Brexit leads to cancelled orders for UK meat exporters
Credit: hxdyl

The UK’s food and drink exports have reached £16.4 billion for the first nine months of 2019, up 1.8% on the same period last year, according to analysis from the Food and Drink Federation (FDF).

The food and drink trade deficit narrowed by 1.3% and it now stands at -£18 billion, which is £243 million lower than the same period in 2017.

Export growth to EU markets (+4.1%) was positive, while exports to non-EU markets declined (-1.8%), with the EU exports share growing to 62.1%.

All of the top 10 export products reported growth in January to September, apart from beer and salmon.

The fall in exports of salmon – down 20.1% – is primarily a result in a fall in sales to France (-19%) and the US (-36.2%). In volume terms, this represents a decline of 16.6 thousand tonnes, which is equivalent to £94.3 million.

“Despite the tumultuous times, UK food and drink exports continue to grow,” said FDF Chief Executive Ian Wright.

“These results record a very creditable performance across many product categories and destination markets. However, it is clear that businesses must work ever harder to deliver. Access to high quality market insight, advice and practical support is increasingly vital for success.

“That’s why the FDF is seeking collaboration with DEFRA, BEIS and DIT. We believe that together we can deliver ambitious new methods of export support which will give us the tools to take on our rivals in the highly competitive global food marketplace.”

Minister of State at the Department for International Trade, Graham Stuart, said:

“UK food and drink is highly-regarded across the world, and I’m delighted that these latest figures from the Food and Drink Federation show such a positive increase in exports. It’s testament to the dedication and commitment to quality of UK businesses.

“We recently launched a new UK Export Strategy to clearly set out government support for businesses as we look to increase exports as a proportion of GDP from 30% to 35%.

“I would encourage all companies to make the most of this offer which includes finance through UK Export Finance, peer-to-peer support from our network of Export Champions and a wealth of resources on”

Elsa Fairbanks, Director, Food & Drink Exports Association (FDEA), said: “The FDEA has received positive feedback from members in our recent 2018 Export Survey –  exporters of all sizes from around the UK. Most respondents report continued export growth both in EU and non-EU markets although in the main this comes from more “established” markets.

“As the reality of the changing trading environment emerges, there is concern that sales may start to fall in the EU after Brexit and many exporters are exploring opportunities in new areas further afield.

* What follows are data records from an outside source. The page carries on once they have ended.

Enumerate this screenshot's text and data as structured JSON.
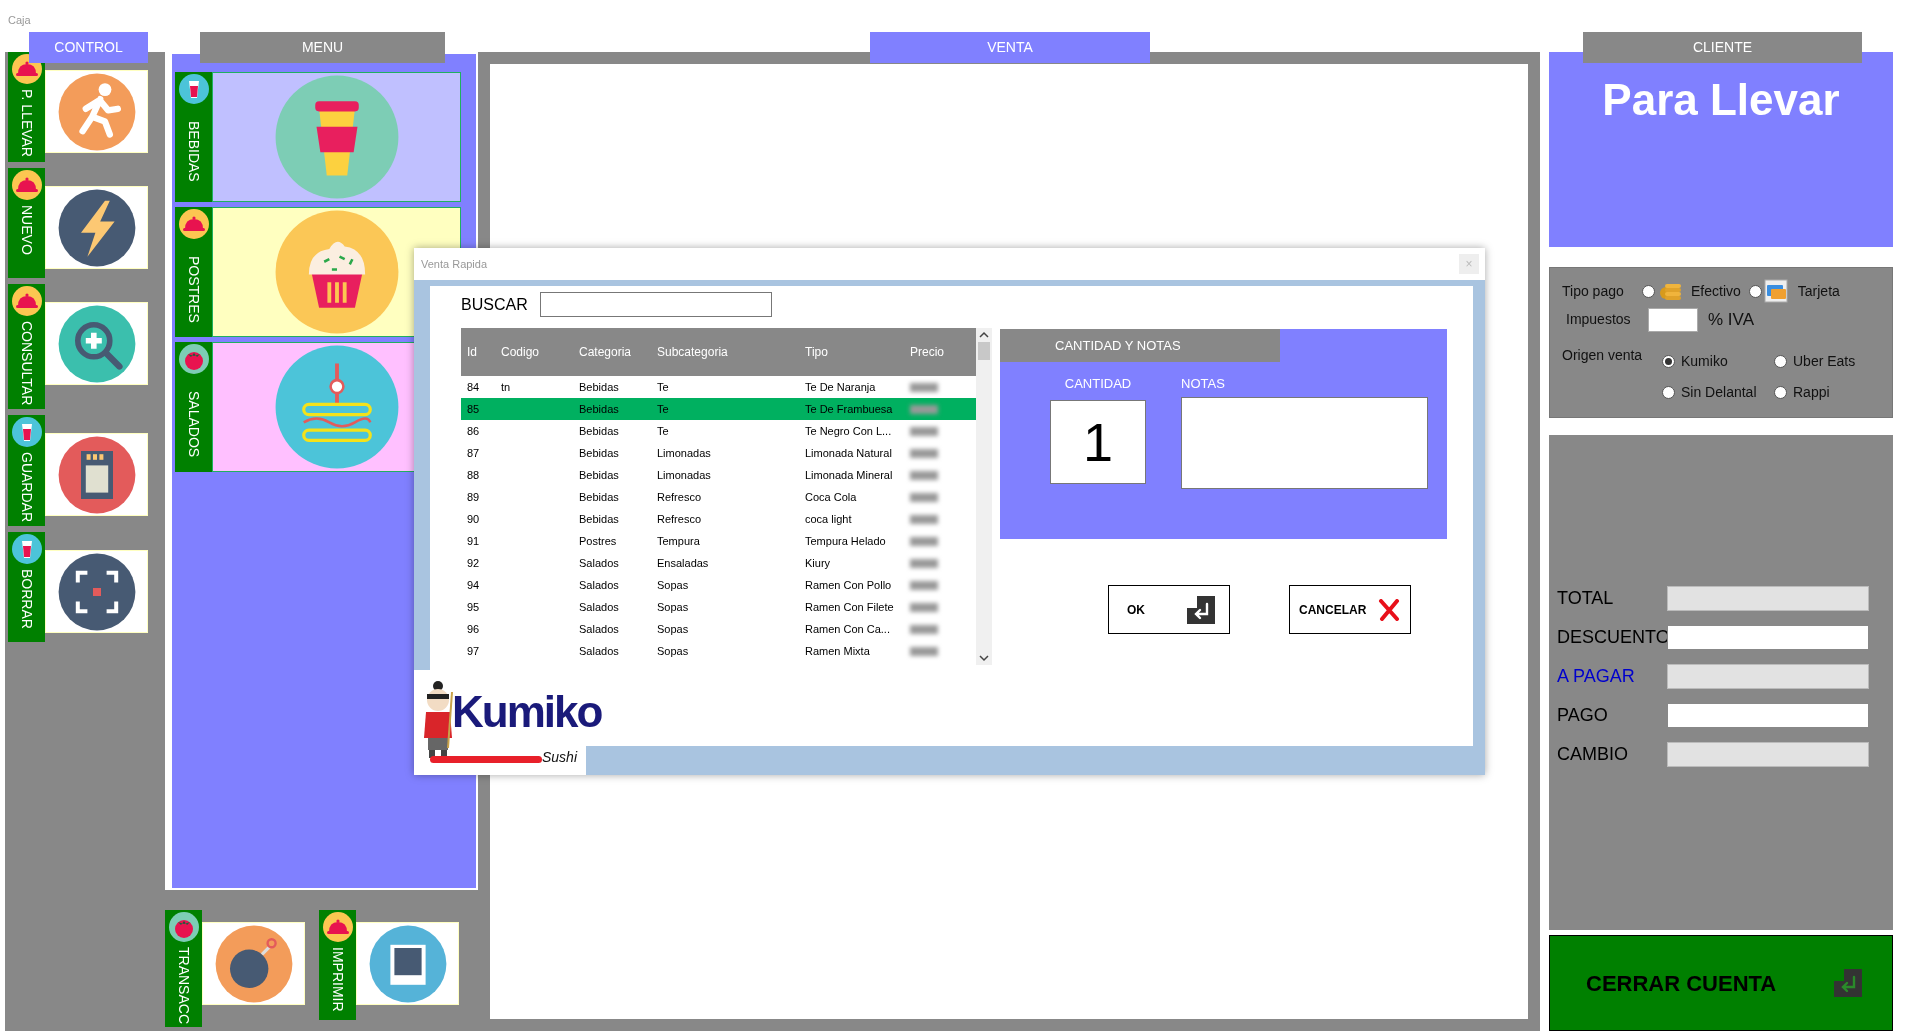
{
  "window": {
    "title": "Caja"
  },
  "control": {
    "title": "CONTROL",
    "items": [
      {
        "label": "P. LLEVAR"
      },
      {
        "label": "NUEVO"
      },
      {
        "label": "CONSULTAR"
      },
      {
        "label": "GUARDAR"
      },
      {
        "label": "BORRAR"
      }
    ]
  },
  "menu": {
    "title": "MENU",
    "items": [
      {
        "label": "BEBIDAS",
        "color": "#c0c0ff"
      },
      {
        "label": "POSTRES",
        "color": "#ffffc0"
      },
      {
        "label": "SALADOS",
        "color": "#ffc0ff"
      }
    ]
  },
  "actions": [
    {
      "label": "TRANSACC"
    },
    {
      "label": "IMPRIMIR"
    }
  ],
  "venta": {
    "title": "VENTA"
  },
  "cliente": {
    "title": "CLIENTE",
    "name": "Para Llevar"
  },
  "payment": {
    "tipo_label": "Tipo pago",
    "tipo_options": [
      {
        "label": "Efectivo",
        "selected": false
      },
      {
        "label": "Tarjeta",
        "selected": false
      }
    ],
    "tax_label": "Impuestos",
    "tax_suffix": "% IVA",
    "origin_label": "Origen venta",
    "origin_options": [
      {
        "label": "Kumiko",
        "selected": true
      },
      {
        "label": "Uber Eats",
        "selected": false
      },
      {
        "label": "Sin Delantal",
        "selected": false
      },
      {
        "label": "Rappi",
        "selected": false
      }
    ]
  },
  "totals": [
    {
      "label": "TOTAL",
      "color": "#000000",
      "disabled": true
    },
    {
      "label": "DESCUENTO",
      "color": "#000000",
      "disabled": false
    },
    {
      "label": "A PAGAR",
      "color": "#0000cc",
      "disabled": true
    },
    {
      "label": "PAGO",
      "color": "#000000",
      "disabled": false
    },
    {
      "label": "CAMBIO",
      "color": "#000000",
      "disabled": true
    }
  ],
  "close_button": {
    "label": "CERRAR CUENTA"
  },
  "dialog": {
    "title": "Venta Rapida",
    "close": "×",
    "search_label": "BUSCAR",
    "table": {
      "columns": [
        "Id",
        "Codigo",
        "Categoria",
        "Subcategoria",
        "Tipo",
        "Precio"
      ],
      "rows": [
        {
          "id": "84",
          "codigo": "tn",
          "categoria": "Bebidas",
          "subcategoria": "Te",
          "tipo": "Te De Naranja",
          "selected": false
        },
        {
          "id": "85",
          "categoria": "Bebidas",
          "subcategoria": "Te",
          "tipo": "Te De Frambuesa",
          "selected": true
        },
        {
          "id": "86",
          "categoria": "Bebidas",
          "subcategoria": "Te",
          "tipo": "Te Negro Con L...",
          "selected": false
        },
        {
          "id": "87",
          "categoria": "Bebidas",
          "subcategoria": "Limonadas",
          "tipo": "Limonada Natural",
          "selected": false
        },
        {
          "id": "88",
          "categoria": "Bebidas",
          "subcategoria": "Limonadas",
          "tipo": "Limonada Mineral",
          "selected": false
        },
        {
          "id": "89",
          "categoria": "Bebidas",
          "subcategoria": "Refresco",
          "tipo": "Coca Cola",
          "selected": false
        },
        {
          "id": "90",
          "categoria": "Bebidas",
          "subcategoria": "Refresco",
          "tipo": "coca light",
          "selected": false
        },
        {
          "id": "91",
          "categoria": "Postres",
          "subcategoria": "Tempura",
          "tipo": "Tempura Helado",
          "selected": false
        },
        {
          "id": "92",
          "categoria": "Salados",
          "subcategoria": "Ensaladas",
          "tipo": "Kiury",
          "selected": false
        },
        {
          "id": "94",
          "categoria": "Salados",
          "subcategoria": "Sopas",
          "tipo": "Ramen Con Pollo",
          "selected": false
        },
        {
          "id": "95",
          "categoria": "Salados",
          "subcategoria": "Sopas",
          "tipo": "Ramen Con Filete",
          "selected": false
        },
        {
          "id": "96",
          "categoria": "Salados",
          "subcategoria": "Sopas",
          "tipo": "Ramen Con Ca...",
          "selected": false
        },
        {
          "id": "97",
          "categoria": "Salados",
          "subcategoria": "Sopas",
          "tipo": "Ramen Mixta",
          "selected": false
        }
      ]
    },
    "notes_panel": {
      "title": "CANTIDAD Y NOTAS",
      "quantity_label": "CANTIDAD",
      "quantity": "1",
      "notes_label": "NOTAS"
    },
    "buttons": [
      {
        "label": "OK",
        "kind": "ok"
      },
      {
        "label": "CANCELAR",
        "kind": "cancel"
      }
    ],
    "logo": {
      "name": "Kumiko",
      "tagline": "Sushi"
    }
  }
}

In light of this, we fully endorse the need for practical help and support to ensure that companies are prepared for what lies ahead.”